# WORK TASK:
Would you please state how many lines in the entries contain the word "this"? Only the number should be given.

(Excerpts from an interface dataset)
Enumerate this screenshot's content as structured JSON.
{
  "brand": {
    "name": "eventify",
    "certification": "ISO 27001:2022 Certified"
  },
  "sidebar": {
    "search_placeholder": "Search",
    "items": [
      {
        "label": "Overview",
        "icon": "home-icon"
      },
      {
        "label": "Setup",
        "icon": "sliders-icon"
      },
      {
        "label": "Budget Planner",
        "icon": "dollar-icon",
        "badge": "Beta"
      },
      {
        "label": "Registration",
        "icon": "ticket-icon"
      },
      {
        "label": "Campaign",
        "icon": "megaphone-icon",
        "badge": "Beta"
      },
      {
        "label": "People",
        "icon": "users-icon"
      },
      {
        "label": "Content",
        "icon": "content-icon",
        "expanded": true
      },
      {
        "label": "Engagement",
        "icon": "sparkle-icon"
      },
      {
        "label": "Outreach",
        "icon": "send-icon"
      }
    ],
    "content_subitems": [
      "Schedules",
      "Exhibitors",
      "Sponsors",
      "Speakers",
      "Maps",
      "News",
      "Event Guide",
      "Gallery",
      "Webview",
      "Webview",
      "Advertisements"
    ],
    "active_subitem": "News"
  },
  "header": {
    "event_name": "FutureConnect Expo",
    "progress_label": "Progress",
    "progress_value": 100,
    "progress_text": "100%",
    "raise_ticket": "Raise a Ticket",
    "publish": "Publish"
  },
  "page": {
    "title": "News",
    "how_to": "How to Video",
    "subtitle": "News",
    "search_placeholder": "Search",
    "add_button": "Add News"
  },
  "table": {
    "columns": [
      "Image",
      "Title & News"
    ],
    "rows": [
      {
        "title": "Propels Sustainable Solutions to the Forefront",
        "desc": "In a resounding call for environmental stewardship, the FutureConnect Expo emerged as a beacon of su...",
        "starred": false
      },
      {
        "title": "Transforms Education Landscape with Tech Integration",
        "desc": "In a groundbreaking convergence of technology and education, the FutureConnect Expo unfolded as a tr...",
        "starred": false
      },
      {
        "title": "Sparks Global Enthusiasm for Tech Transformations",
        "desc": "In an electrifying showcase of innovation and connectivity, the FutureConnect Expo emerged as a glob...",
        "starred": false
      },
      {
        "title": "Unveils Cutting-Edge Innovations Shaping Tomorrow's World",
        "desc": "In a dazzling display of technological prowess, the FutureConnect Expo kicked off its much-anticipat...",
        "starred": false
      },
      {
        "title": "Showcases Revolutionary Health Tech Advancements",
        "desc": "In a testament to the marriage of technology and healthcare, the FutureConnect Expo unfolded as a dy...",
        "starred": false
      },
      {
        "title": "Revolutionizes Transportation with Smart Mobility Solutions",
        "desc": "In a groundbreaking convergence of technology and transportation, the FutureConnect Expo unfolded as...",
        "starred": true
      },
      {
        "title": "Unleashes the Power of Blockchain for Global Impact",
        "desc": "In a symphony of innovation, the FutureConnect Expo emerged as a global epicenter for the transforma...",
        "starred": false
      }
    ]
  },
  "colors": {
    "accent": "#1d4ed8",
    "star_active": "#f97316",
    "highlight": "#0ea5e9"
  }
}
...
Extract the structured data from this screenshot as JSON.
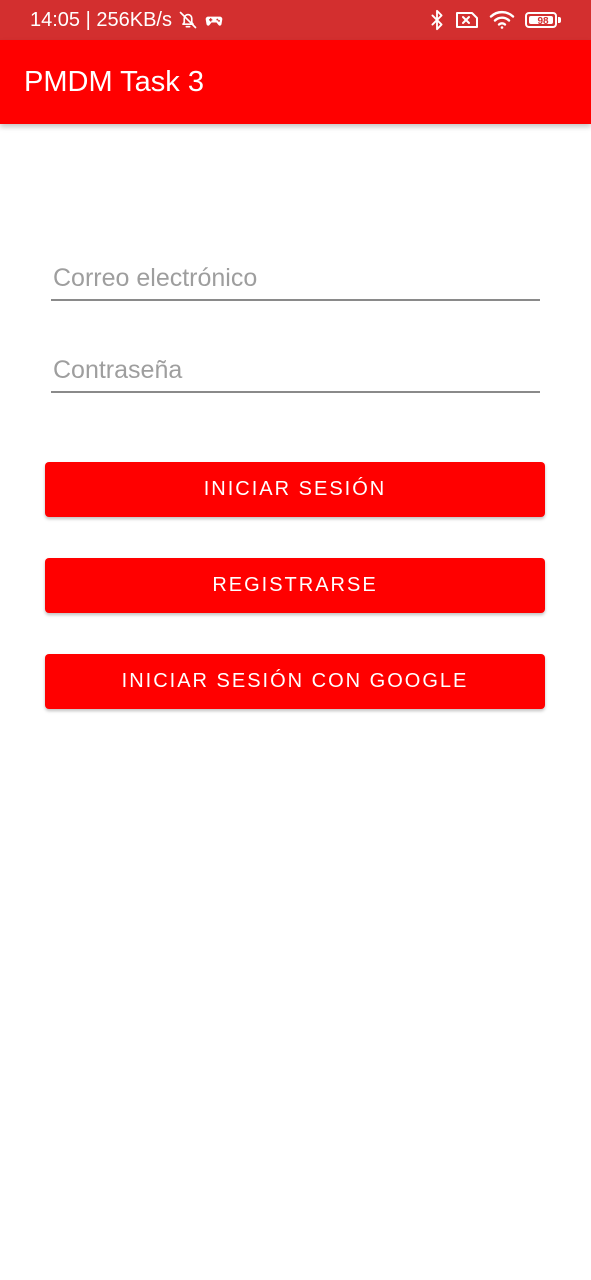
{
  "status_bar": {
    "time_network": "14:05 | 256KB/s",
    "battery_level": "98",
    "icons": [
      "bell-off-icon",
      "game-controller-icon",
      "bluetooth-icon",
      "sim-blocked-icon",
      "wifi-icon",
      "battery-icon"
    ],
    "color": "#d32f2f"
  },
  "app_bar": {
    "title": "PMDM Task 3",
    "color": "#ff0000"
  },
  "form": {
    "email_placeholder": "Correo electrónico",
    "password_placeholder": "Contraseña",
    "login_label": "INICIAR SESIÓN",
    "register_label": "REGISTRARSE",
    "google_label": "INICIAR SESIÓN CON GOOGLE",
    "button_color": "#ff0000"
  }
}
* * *
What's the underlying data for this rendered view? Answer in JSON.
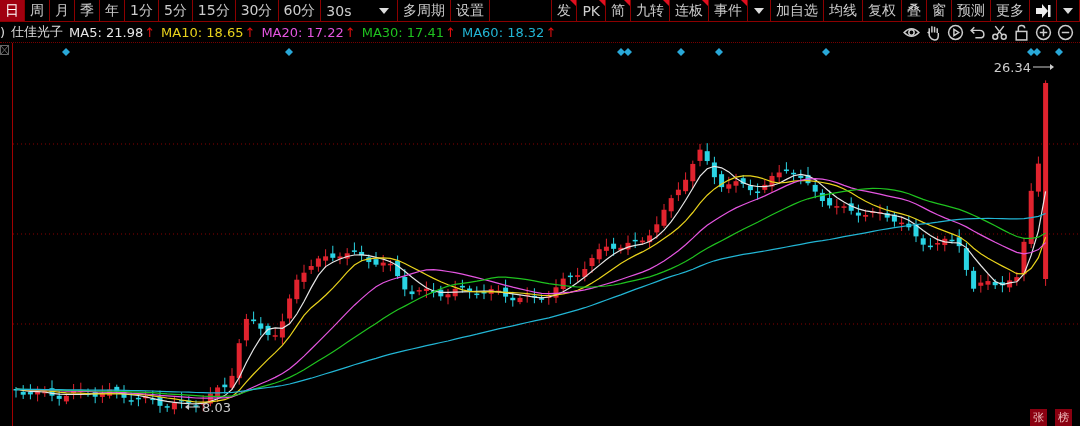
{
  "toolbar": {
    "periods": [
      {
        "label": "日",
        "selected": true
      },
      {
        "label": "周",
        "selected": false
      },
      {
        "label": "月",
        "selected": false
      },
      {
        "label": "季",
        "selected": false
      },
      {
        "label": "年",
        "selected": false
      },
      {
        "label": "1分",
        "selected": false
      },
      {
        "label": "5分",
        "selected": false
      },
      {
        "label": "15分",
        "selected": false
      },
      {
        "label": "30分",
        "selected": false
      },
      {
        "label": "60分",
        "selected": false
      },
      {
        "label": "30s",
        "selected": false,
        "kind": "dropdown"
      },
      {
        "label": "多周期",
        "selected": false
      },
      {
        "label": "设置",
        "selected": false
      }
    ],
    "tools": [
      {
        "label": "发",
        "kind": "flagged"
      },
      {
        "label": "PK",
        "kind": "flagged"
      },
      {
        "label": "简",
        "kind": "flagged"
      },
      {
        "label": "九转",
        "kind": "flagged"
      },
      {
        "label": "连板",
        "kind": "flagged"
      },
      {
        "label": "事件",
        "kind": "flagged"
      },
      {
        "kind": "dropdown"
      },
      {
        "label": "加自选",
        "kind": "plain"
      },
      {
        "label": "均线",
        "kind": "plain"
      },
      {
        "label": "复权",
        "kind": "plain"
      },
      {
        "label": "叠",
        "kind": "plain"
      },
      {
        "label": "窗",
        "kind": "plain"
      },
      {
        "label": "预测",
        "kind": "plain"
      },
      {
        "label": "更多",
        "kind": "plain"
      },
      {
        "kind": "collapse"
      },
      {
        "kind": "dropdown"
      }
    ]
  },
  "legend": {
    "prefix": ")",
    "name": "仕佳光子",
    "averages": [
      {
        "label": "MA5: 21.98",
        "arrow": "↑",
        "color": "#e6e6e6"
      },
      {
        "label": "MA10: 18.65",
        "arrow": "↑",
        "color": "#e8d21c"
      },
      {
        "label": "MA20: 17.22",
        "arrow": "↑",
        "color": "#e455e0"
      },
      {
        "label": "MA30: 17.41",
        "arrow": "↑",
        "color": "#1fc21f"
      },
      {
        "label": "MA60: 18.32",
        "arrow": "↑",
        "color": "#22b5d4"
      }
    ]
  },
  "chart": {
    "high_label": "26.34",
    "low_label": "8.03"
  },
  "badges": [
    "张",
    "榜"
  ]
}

# EXERCISE RESULT:
3